TASK GOAL: Only the text is wanted; write out each record below exactly and exclude all pictures.

DATASET RECORDS:
*** Begin section ***
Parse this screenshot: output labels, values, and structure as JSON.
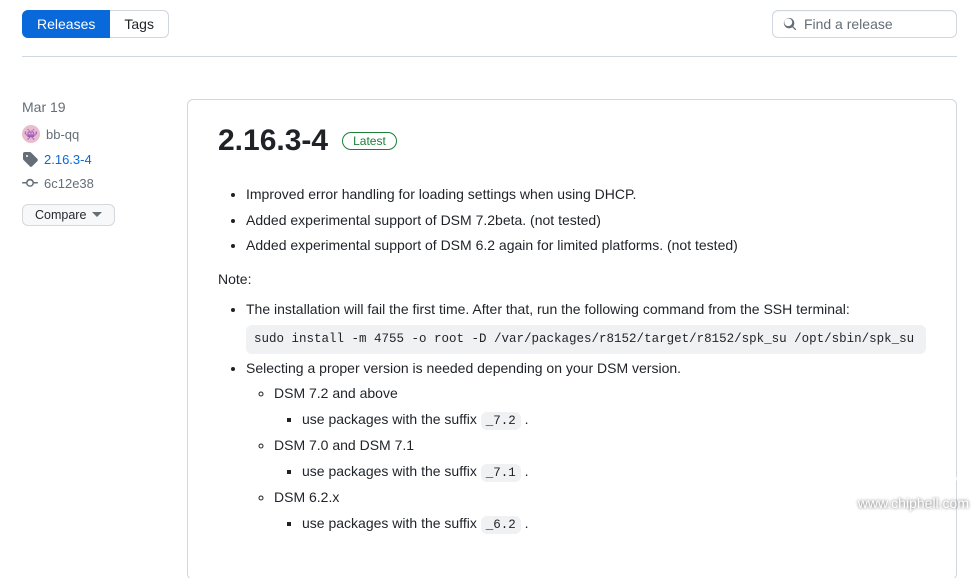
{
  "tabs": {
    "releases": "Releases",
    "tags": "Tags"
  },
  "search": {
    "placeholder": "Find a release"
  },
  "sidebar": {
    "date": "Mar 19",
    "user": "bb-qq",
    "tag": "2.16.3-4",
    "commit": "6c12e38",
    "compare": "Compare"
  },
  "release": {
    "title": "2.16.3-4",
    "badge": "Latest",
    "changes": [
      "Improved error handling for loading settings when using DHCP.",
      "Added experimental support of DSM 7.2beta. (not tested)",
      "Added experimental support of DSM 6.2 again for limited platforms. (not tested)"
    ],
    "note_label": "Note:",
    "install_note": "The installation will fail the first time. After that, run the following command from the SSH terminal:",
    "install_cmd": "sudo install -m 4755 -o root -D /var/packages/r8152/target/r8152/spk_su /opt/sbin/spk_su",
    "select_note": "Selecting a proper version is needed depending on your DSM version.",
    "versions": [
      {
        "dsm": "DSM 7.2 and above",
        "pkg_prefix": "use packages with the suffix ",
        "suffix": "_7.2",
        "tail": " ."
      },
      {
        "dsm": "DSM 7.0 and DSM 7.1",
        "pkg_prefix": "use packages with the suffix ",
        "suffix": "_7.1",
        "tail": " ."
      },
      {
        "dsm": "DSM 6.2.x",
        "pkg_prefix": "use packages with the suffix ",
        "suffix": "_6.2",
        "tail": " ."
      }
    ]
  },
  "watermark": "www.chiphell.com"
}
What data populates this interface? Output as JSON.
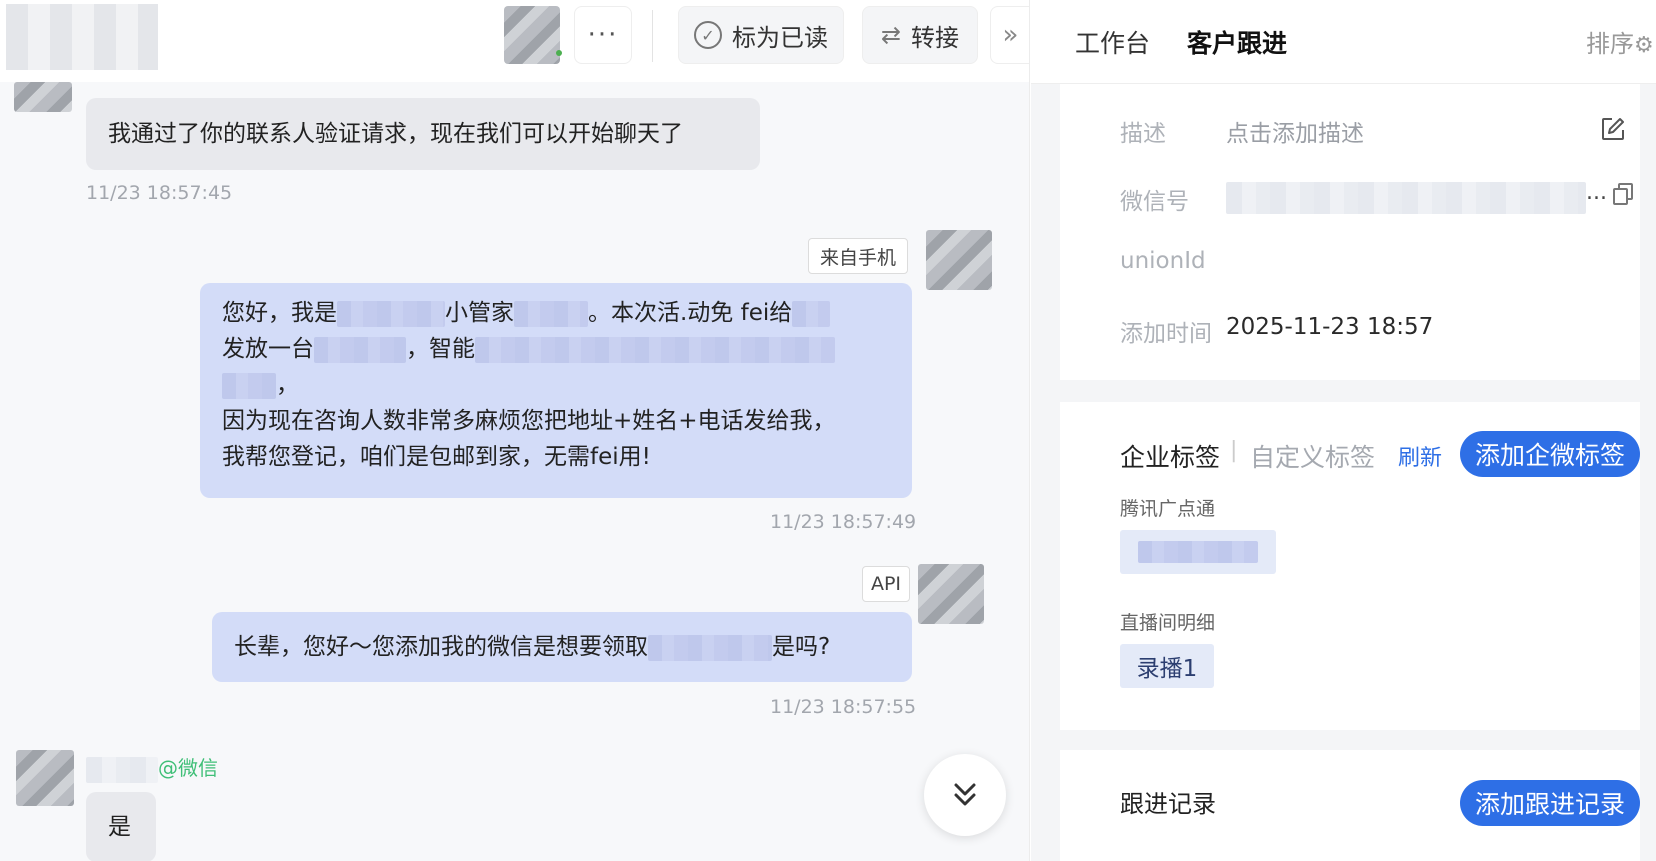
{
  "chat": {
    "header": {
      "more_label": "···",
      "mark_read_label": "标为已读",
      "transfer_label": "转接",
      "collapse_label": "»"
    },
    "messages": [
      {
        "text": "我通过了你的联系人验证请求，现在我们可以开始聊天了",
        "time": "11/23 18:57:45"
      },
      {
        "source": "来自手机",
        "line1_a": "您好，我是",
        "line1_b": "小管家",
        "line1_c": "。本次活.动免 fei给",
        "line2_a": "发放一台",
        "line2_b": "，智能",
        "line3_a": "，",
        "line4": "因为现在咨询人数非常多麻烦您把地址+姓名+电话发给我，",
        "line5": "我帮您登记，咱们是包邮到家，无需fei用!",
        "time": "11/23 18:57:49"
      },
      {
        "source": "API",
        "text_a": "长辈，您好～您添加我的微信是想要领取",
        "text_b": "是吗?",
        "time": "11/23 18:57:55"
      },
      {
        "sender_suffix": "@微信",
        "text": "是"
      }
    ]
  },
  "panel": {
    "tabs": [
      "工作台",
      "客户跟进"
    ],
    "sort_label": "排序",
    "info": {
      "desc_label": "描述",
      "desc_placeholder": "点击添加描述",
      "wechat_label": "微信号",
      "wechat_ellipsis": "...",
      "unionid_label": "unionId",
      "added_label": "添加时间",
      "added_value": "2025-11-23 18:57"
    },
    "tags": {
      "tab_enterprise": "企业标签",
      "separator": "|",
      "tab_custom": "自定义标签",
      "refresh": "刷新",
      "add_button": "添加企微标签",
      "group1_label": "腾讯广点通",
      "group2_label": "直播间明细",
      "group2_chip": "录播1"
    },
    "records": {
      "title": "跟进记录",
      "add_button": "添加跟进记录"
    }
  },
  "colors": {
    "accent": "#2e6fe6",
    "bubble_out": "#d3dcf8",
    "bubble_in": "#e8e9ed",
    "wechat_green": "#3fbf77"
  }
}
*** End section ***
OUTPUT:
Parse this screenshot: output labels, values, and structure as JSON.
{
  "tabs": {
    "releases": "Releases",
    "tags": "Tags"
  },
  "search": {
    "placeholder": "Find a release"
  },
  "sidebar": {
    "date": "Mar 19",
    "user": "bb-qq",
    "tag": "2.16.3-4",
    "commit": "6c12e38",
    "compare": "Compare"
  },
  "release": {
    "title": "2.16.3-4",
    "badge": "Latest",
    "changes": [
      "Improved error handling for loading settings when using DHCP.",
      "Added experimental support of DSM 7.2beta. (not tested)",
      "Added experimental support of DSM 6.2 again for limited platforms. (not tested)"
    ],
    "note_label": "Note:",
    "install_note": "The installation will fail the first time. After that, run the following command from the SSH terminal:",
    "install_cmd": "sudo install -m 4755 -o root -D /var/packages/r8152/target/r8152/spk_su /opt/sbin/spk_su",
    "select_note": "Selecting a proper version is needed depending on your DSM version.",
    "versions": [
      {
        "dsm": "DSM 7.2 and above",
        "pkg_prefix": "use packages with the suffix ",
        "suffix": "_7.2",
        "tail": " ."
      },
      {
        "dsm": "DSM 7.0 and DSM 7.1",
        "pkg_prefix": "use packages with the suffix ",
        "suffix": "_7.1",
        "tail": " ."
      },
      {
        "dsm": "DSM 6.2.x",
        "pkg_prefix": "use packages with the suffix ",
        "suffix": "_6.2",
        "tail": " ."
      }
    ]
  },
  "watermark": "www.chiphell.com"
}
What data populates this interface? Output as JSON.
{
  "chat": {
    "header": {
      "more_label": "···",
      "mark_read_label": "标为已读",
      "transfer_label": "转接",
      "collapse_label": "»"
    },
    "messages": [
      {
        "text": "我通过了你的联系人验证请求，现在我们可以开始聊天了",
        "time": "11/23 18:57:45"
      },
      {
        "source": "来自手机",
        "line1_a": "您好，我是",
        "line1_b": "小管家",
        "line1_c": "。本次活.动免 fei给",
        "line2_a": "发放一台",
        "line2_b": "，智能",
        "line3_a": "，",
        "line4": "因为现在咨询人数非常多麻烦您把地址+姓名+电话发给我，",
        "line5": "我帮您登记，咱们是包邮到家，无需fei用!",
        "time": "11/23 18:57:49"
      },
      {
        "source": "API",
        "text_a": "长辈，您好～您添加我的微信是想要领取",
        "text_b": "是吗?",
        "time": "11/23 18:57:55"
      },
      {
        "sender_suffix": "@微信",
        "text": "是"
      }
    ]
  },
  "panel": {
    "tabs": [
      "工作台",
      "客户跟进"
    ],
    "sort_label": "排序",
    "info": {
      "desc_label": "描述",
      "desc_placeholder": "点击添加描述",
      "wechat_label": "微信号",
      "wechat_ellipsis": "...",
      "unionid_label": "unionId",
      "added_label": "添加时间",
      "added_value": "2025-11-23 18:57"
    },
    "tags": {
      "tab_enterprise": "企业标签",
      "separator": "|",
      "tab_custom": "自定义标签",
      "refresh": "刷新",
      "add_button": "添加企微标签",
      "group1_label": "腾讯广点通",
      "group2_label": "直播间明细",
      "group2_chip": "录播1"
    },
    "records": {
      "title": "跟进记录",
      "add_button": "添加跟进记录"
    }
  },
  "colors": {
    "accent": "#2e6fe6",
    "bubble_out": "#d3dcf8",
    "bubble_in": "#e8e9ed",
    "wechat_green": "#3fbf77"
  }
}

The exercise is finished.